Part Two: At the shores of the water Now at the water, as you prepare for the ritual of tashlich, take notice of the occasions this past year that did not go according to your plans, did not go according to your values, did not go according to your hopes and desires. Dwell in them as you prepare to “cast away” these unfulfilled plans and intentions. Also, notice what you intended compared to your actual impact. You have had a year’s worth of experiences, choices, actions, and inactions. As your plans adjusted to meet the new realities of the past year, notice how your intended actions actually impacted yourself, those around you, and the world. Now it is time to collect a pile of small stones, bark chips, or some other material natural to the habitat in which you find yourself. As you do so, I invite you not to dwell on the thoughts that have thus far passed through your mind or that weigh on your heart. Instead, focus on your relationship with the habitat in which you find yourself. Notice your impact on it. Go slow. Choose your objects intentionally and in values-based relationship to your surroundings. Consider how you could connect to the land and to the object as you consider collecting it. Take a moment to connect and to collect. Breathe as you do so. Go slow. … Ready to take account of your past missteps, mis-takes, I offer the lines from the Prophet Ezekiel (18:31):הַשְׁלִיכוּ מֵעֲלֵיכֶם, אֶת-כָּל-פִּשְׁעֵיכֶם אֲשֶׁר פְּשַׁעְתֶּם בָּם, וַעֲשׂוּ לָכֶם לֵב חָדָשׁ, וְרוּחַ חֲדָשָׁה.Haslichu mei’aleichem, et kol pisheichem asher p’sha’tem bam, va’asu l’chem lev chadash, v’ru’ach chadashah."Cast away from yourselves all your transgressions, and create within yourselves a new heart and new spirit!"
And a prayer by Rabbi Rachel Barenblat, who blogs at velvettenrabbi.blogs.com, slightly adapted for today:
A Prayer for Tashlich Here I am againready to let go of my mistakes. Help me to release myselffrom all the ways I've missed the mark. Help me to stop carryingthe karmic baggage of my poor choices. As I cast th[ese stones] upon the waterslift my troubles off my shoulders. Help me to know that last year is over,washed away like [ripples] in the current. Open my heart to blessing and gratitude.Renew my soul as the dew renews the grasses. And we say together:Amen. Take a few moments to cast into the water, away from yourself, the materials in your hands, each one representing a missing of the mark, an action or inaction that has kept you disconnected from your whole self, your loved ones, strangers, and all of creation.

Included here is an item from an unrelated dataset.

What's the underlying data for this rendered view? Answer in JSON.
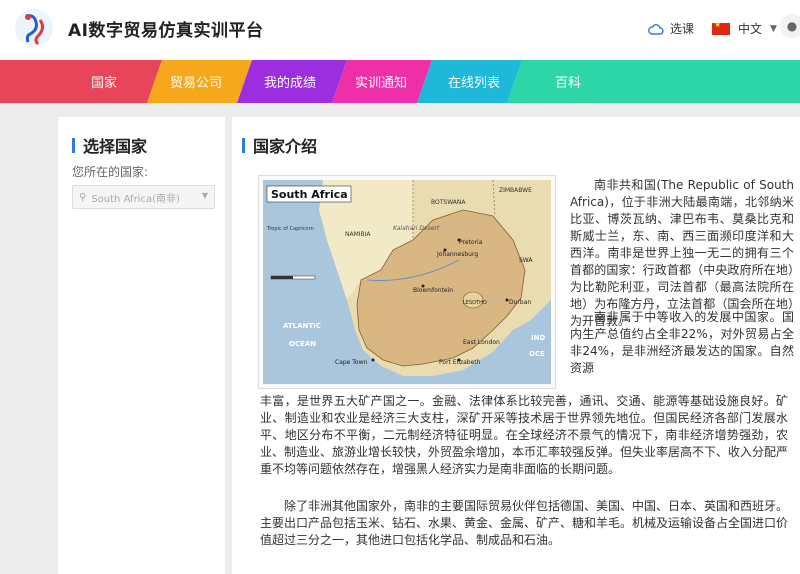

Perhaps press pause here until you have completed your casting, and then resume playing for a closing.…
The Rambam wrote in Egypt in the late 12th century in his laws of (9:2):“...all the people Israel, their prophets and their scholars craved the Messianic era so that they might rest up from tyrannical government[. For it is tyranny that does] not give [people] tranquility to study the Torah and observe the precepts as they ought to such that they may find the peacefulness of mind to increase wisdom in order to acquire life in the World to Come.”
During this season, we tend to focus on the personal. Let us also focus on the context in which we live our lives, striving for the wisdom that brings justice that leads to peace. Take another few materials for casting and cast away the tyranny of government, of society, of systematic oppression - that which prevents us from fully living the life we intend, the life we want, the life of communal peace and wisdom. Cast away the injustices and recommit to our communal resistance of these which have made and may continue to try to push our lives away from the good.
As you make your way away from the water, perhaps take a picture, collect a stone or piece of nature, with permission, to remind you of that which you have cast away. As you have come in peace, צֵאתְכֶם לְשָׁלוֹם - tzetchem l’shalom - may your departure also be for the sake of peace.
L’shanah tovah, metukah, v’tzedek - may it be a year for the sake of good, sweetness, and justice.